→ **TASK BRIEF**: All lines with the word "handle" must be pulled from the entries below.

::: PROVIDED ENTRIES

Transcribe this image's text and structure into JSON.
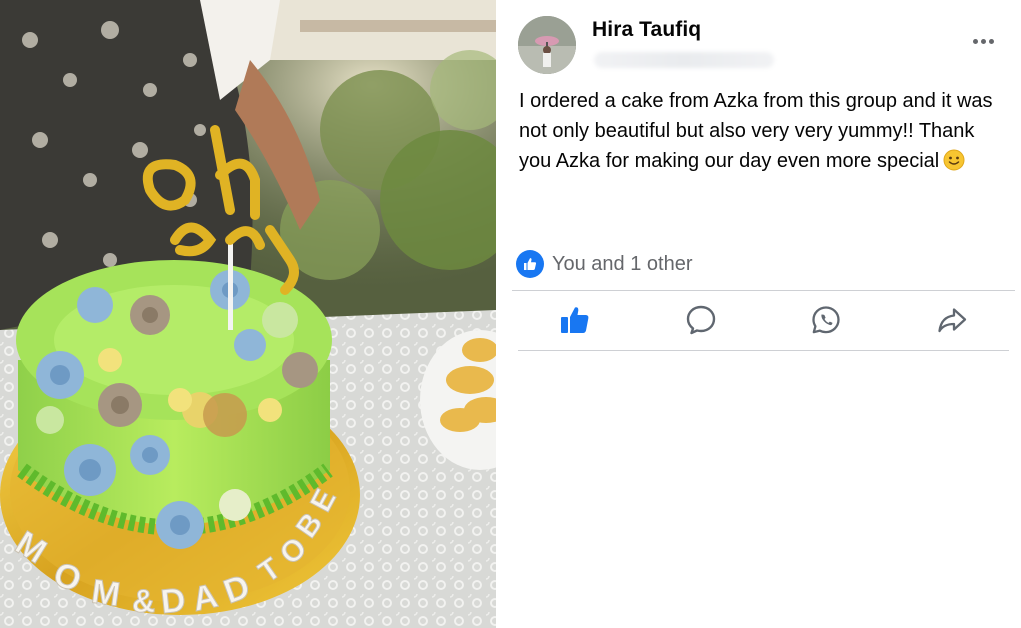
{
  "post": {
    "author": {
      "name": "Hira Taufiq",
      "avatar_icon": "profile-photo"
    },
    "more_icon": "more-dots-icon",
    "text": "I ordered a cake from Azka from this group and it was not only beautiful but also very very yummy!! Thank you Azka for making our day even more special",
    "emoji": "slightly-smiling-face",
    "reactions": {
      "icon": "like-icon",
      "text": "You and 1 other"
    },
    "actions": [
      {
        "name": "like",
        "icon": "thumbs-up-icon",
        "active": true
      },
      {
        "name": "comment",
        "icon": "comment-bubble-icon"
      },
      {
        "name": "whatsapp",
        "icon": "whatsapp-icon"
      },
      {
        "name": "share",
        "icon": "share-arrow-icon"
      }
    ],
    "photo": {
      "topper_text": "Oh Baby",
      "board_text": "MOM & DAD TO BE"
    }
  },
  "colors": {
    "accent": "#1877f2",
    "secondary_text": "#65676b",
    "divider": "#ced0d4"
  }
}
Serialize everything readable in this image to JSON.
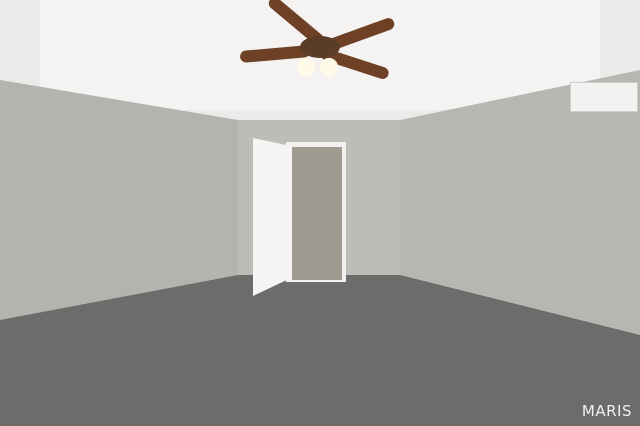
{
  "watermark": {
    "text": "MARIS"
  }
}
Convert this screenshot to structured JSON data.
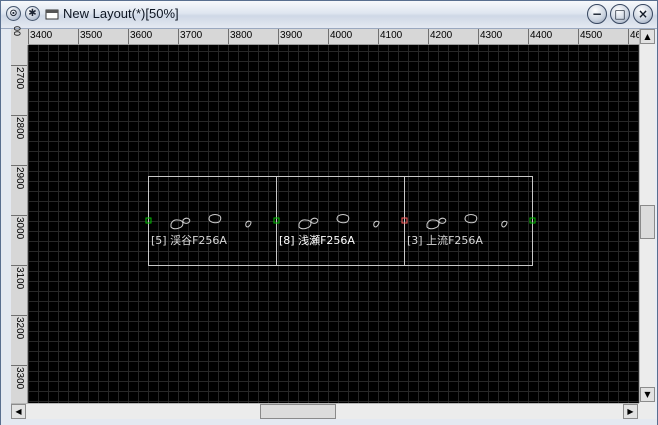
{
  "window": {
    "title": "New Layout(*)[50%]",
    "controls": [
      "minimize",
      "maximize",
      "close"
    ]
  },
  "ruler": {
    "corner_label": "00",
    "h_ticks": [
      "3400",
      "3500",
      "3600",
      "3700",
      "3800",
      "3900",
      "4000",
      "4100",
      "4200",
      "4300",
      "4400",
      "4500",
      "46"
    ],
    "v_ticks": [
      "2700",
      "2800",
      "2900",
      "3000",
      "3100",
      "3200",
      "3300"
    ]
  },
  "cells": [
    {
      "label": "[5] 渓谷F256A",
      "label_color": "#d8d8d8",
      "connector_right": "#00c000"
    },
    {
      "label": "[8] 浅瀬F256A",
      "label_color": "#ffffff",
      "connector_right": "#ff6060"
    },
    {
      "label": "[3] 上流F256A",
      "label_color": "#d8d8d8",
      "connector_right": "#00c000"
    }
  ],
  "colors": {
    "grid": "#282828",
    "layout_border": "#c8c8c8",
    "connector_left": "#00c000"
  },
  "scroll": {
    "vertical_position": 0.52,
    "horizontal_position": 0.45
  }
}
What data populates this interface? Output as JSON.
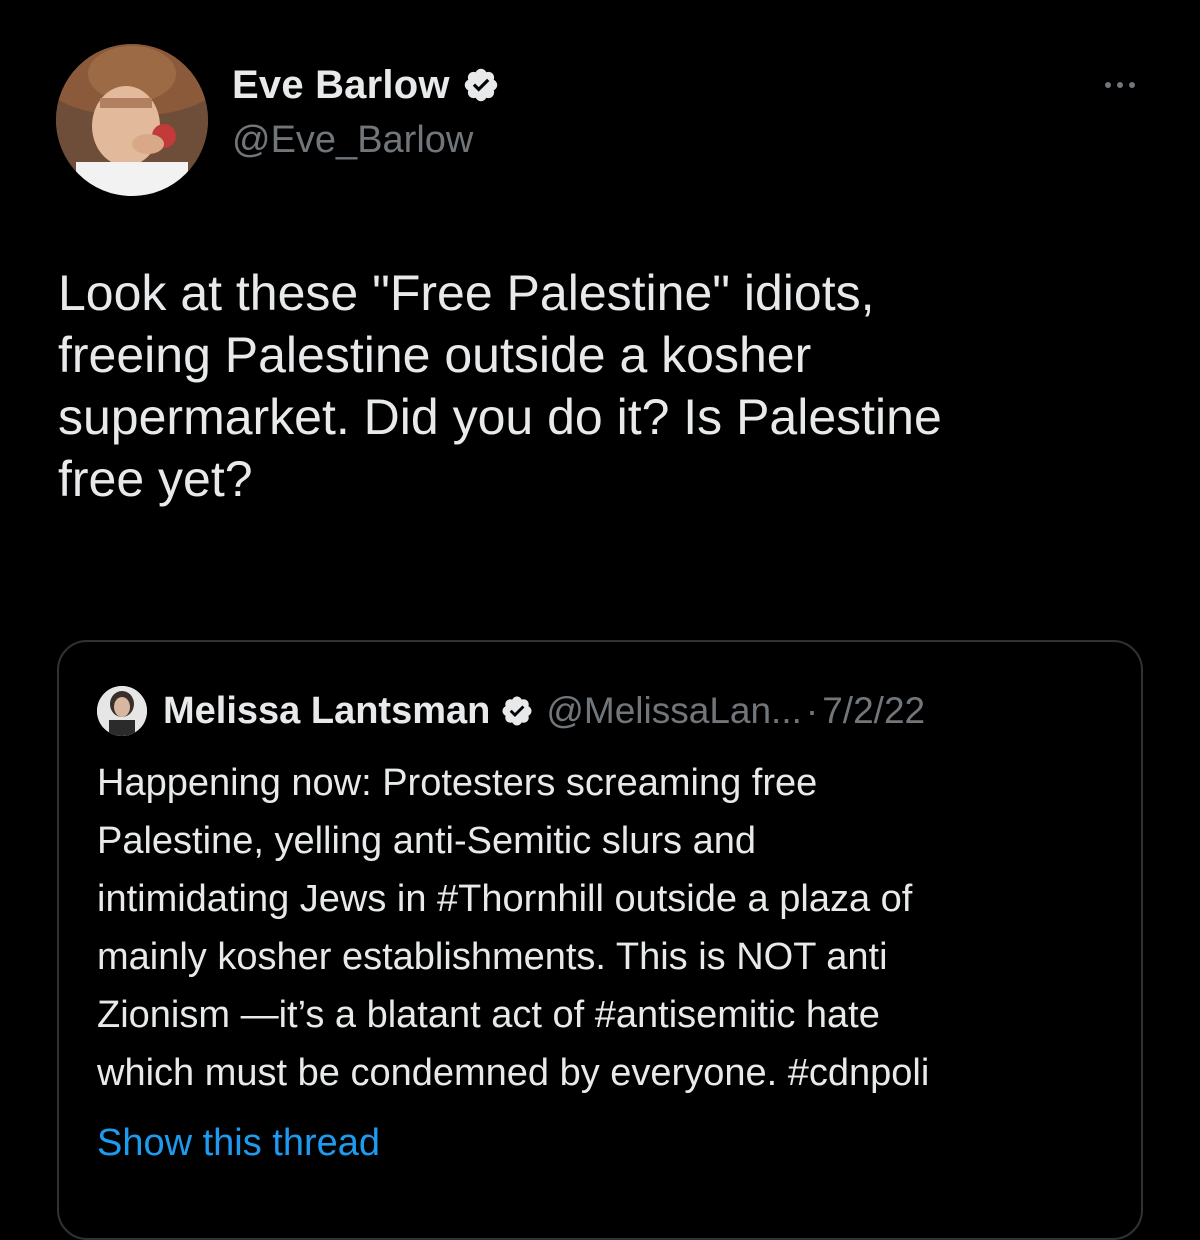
{
  "tweet": {
    "author": {
      "display_name": "Eve Barlow",
      "handle": "@Eve_Barlow",
      "verified": true,
      "avatar_icon": "avatar-photo-cowboy-hat"
    },
    "more_icon": "more-options-icon",
    "text": "Look at these \"Free Palestine\" idiots,\nfreeing Palestine outside a kosher\nsupermarket. Did you do it? Is Palestine\nfree yet?",
    "quoted": {
      "display_name": "Melissa Lantsman",
      "handle": "@MelissaLan...",
      "separator": "·",
      "date": "7/2/22",
      "verified": true,
      "text": "Happening now: Protesters screaming free\nPalestine, yelling anti-Semitic slurs and\nintimidating Jews in #Thornhill outside a plaza of\nmainly kosher establishments. This is NOT anti\nZionism —it’s a blatant act of #antisemitic hate\nwhich must be condemned by everyone. #cdnpoli",
      "show_thread_label": "Show this thread"
    }
  },
  "colors": {
    "background": "#000000",
    "primary_text": "#e7e9ea",
    "secondary_text": "#71767b",
    "link": "#1d9bf0",
    "border": "#2f3336",
    "verified_badge": "#e7e9ea"
  }
}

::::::

→ **OUTPUT BELOW**:
      "handle": "@Eve_Barlow",
      "handle": "@MelissaLan...",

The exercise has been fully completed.